Well I certainly got some robust comments on my previous PEP8 post. A few people chimed on my side, so to speak. Someone else found it “discouraging” when faced with “non-compliant code”. But it was Luke who obviously felt most strongly about the matter, and it’s his points that I’m really addressing here.

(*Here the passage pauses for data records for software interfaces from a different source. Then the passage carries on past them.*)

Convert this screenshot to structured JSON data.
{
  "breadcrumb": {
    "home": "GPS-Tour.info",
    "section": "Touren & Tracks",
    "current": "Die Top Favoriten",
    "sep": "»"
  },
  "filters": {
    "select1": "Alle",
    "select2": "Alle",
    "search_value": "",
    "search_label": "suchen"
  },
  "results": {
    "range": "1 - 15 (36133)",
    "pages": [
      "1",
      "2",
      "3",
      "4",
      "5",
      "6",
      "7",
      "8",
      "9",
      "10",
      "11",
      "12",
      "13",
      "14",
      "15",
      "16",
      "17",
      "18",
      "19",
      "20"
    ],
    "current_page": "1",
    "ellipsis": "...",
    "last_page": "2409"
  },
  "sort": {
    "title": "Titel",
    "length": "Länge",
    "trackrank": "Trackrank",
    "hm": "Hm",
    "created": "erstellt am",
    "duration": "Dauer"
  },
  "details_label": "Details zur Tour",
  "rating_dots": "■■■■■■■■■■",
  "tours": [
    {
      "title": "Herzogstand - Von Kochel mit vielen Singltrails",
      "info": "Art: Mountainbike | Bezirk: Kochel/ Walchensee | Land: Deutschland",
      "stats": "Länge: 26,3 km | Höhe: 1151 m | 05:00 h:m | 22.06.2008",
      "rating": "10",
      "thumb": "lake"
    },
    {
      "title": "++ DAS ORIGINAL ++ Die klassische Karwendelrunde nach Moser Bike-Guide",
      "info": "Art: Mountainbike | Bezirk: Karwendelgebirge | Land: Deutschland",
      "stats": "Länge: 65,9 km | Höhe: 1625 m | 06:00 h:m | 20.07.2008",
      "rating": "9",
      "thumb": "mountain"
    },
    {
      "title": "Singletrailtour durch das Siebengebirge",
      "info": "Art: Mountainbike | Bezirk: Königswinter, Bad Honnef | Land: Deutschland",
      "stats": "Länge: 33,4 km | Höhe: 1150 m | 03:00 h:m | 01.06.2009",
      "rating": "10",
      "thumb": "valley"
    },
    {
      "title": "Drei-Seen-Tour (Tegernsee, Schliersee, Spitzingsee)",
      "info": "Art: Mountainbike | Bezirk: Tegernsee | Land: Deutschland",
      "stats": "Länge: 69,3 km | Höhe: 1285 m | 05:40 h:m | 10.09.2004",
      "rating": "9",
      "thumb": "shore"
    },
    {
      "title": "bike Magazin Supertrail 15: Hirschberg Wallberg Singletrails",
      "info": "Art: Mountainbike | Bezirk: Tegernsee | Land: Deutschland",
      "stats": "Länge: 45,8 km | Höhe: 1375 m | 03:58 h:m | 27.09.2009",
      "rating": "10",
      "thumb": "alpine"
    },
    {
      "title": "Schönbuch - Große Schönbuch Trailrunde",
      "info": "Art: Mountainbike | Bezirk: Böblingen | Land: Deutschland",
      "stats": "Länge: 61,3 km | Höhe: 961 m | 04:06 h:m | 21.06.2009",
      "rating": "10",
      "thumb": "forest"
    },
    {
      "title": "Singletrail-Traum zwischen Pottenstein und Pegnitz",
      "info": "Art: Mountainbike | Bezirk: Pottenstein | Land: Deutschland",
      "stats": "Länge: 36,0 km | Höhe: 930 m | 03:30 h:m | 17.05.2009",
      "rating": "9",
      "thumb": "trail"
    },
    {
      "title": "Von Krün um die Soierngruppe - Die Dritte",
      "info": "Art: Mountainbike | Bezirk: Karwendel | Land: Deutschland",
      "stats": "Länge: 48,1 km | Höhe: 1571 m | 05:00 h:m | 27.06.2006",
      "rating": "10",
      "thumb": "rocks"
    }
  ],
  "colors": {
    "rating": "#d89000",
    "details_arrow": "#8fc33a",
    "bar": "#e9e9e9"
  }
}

First of all, it seems that you’ve got me coming and going: on the one hand, I’m unreasonable to expect people to adopt my project’s style when contributing to it; but on the other I’m unreasonable if I expect to program the same way in every environment. Let me say again what I said in the previous post: if I contribute to, say, core Python, then I *do* expect to have to change my style to match the project guidelines. Likewise, if I contribute to Pyro — a fairly well-known Python project — then I use camelCase method names, because that’s what its maintainer uses. I don’t find that so very difficult and I doubt it anyone else does either. (Of course my “anyone else does” here is as anecdotal as the generalisations in Luke’s comments and can be treated the same way).

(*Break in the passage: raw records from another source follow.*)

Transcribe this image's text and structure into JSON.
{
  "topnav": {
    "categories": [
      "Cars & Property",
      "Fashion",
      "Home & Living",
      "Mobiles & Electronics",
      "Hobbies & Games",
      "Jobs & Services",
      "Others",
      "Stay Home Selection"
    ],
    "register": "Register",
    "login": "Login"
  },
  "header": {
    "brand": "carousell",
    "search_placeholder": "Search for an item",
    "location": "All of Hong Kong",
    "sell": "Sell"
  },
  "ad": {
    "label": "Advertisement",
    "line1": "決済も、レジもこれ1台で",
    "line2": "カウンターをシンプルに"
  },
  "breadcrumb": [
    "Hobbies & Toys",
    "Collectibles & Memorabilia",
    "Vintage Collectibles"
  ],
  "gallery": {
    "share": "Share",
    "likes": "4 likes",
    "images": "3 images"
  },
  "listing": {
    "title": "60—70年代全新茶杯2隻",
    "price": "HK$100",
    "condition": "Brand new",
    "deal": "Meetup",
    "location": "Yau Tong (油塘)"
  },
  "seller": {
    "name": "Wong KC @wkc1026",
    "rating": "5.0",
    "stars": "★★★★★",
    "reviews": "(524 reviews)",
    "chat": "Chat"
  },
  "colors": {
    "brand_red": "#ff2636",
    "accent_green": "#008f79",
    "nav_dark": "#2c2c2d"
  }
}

Luke’s basic point seems to be that all Python code *should* look the same, regardless of any other consideration, and that to do otherwise is not to be a team player, to indicate that you don’t care, and to leave open the suspicion that your code is of as poor quality as… well, your PEP8-ness. And I find that position far beyond what I consider reasonable. If that leaves me turning people away at the door then please write and tell me. Perhaps I’m being a single-minded curmudgeon on this issue, but I am honestly bemused at the idea that *all* Python code should follow what is, basically, one person’s preferences.

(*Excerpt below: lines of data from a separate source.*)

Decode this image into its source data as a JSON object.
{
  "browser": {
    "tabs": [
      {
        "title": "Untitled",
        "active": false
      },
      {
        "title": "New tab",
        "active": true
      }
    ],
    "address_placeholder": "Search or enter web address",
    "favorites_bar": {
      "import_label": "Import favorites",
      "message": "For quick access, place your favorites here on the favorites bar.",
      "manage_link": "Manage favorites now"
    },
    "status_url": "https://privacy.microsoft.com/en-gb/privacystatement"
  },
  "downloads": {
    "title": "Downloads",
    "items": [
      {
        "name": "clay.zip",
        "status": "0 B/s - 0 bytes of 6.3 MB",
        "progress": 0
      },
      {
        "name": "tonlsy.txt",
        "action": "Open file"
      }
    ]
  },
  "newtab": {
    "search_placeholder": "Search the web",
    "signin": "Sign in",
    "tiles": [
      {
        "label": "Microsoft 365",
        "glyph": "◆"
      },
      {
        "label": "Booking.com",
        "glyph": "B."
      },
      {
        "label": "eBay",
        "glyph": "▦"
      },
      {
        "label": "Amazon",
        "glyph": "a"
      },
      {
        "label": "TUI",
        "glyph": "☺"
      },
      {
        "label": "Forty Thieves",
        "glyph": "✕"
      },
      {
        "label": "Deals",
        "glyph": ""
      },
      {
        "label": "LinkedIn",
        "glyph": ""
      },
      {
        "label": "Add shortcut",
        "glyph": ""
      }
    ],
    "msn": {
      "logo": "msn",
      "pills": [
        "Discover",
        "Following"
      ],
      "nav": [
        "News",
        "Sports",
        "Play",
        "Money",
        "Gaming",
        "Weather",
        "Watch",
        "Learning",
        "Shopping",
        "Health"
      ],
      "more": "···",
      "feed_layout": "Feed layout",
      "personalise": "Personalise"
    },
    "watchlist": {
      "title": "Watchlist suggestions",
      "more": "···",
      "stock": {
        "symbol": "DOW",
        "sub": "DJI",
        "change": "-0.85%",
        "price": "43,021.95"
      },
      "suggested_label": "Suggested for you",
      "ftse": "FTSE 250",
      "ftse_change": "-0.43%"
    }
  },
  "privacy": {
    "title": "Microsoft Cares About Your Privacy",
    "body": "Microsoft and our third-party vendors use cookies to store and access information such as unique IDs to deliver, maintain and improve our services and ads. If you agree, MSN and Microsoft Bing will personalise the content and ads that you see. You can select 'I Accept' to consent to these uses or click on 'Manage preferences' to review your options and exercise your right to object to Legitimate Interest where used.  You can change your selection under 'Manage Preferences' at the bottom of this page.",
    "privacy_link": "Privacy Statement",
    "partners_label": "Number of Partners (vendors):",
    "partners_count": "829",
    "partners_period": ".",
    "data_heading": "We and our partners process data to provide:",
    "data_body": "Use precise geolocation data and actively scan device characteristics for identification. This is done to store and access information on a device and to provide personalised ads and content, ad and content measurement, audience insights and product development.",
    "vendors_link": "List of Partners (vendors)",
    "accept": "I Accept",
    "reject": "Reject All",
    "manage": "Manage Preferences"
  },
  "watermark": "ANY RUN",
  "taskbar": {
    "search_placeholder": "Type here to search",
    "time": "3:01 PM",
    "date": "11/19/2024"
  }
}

In short, I would be genuinely interested to hear from other people if they think that publishing Python code which follows a consistent style but which is not PEP8-compliant is that much of an issue. For them, for would-be contributors, or for the image of Python.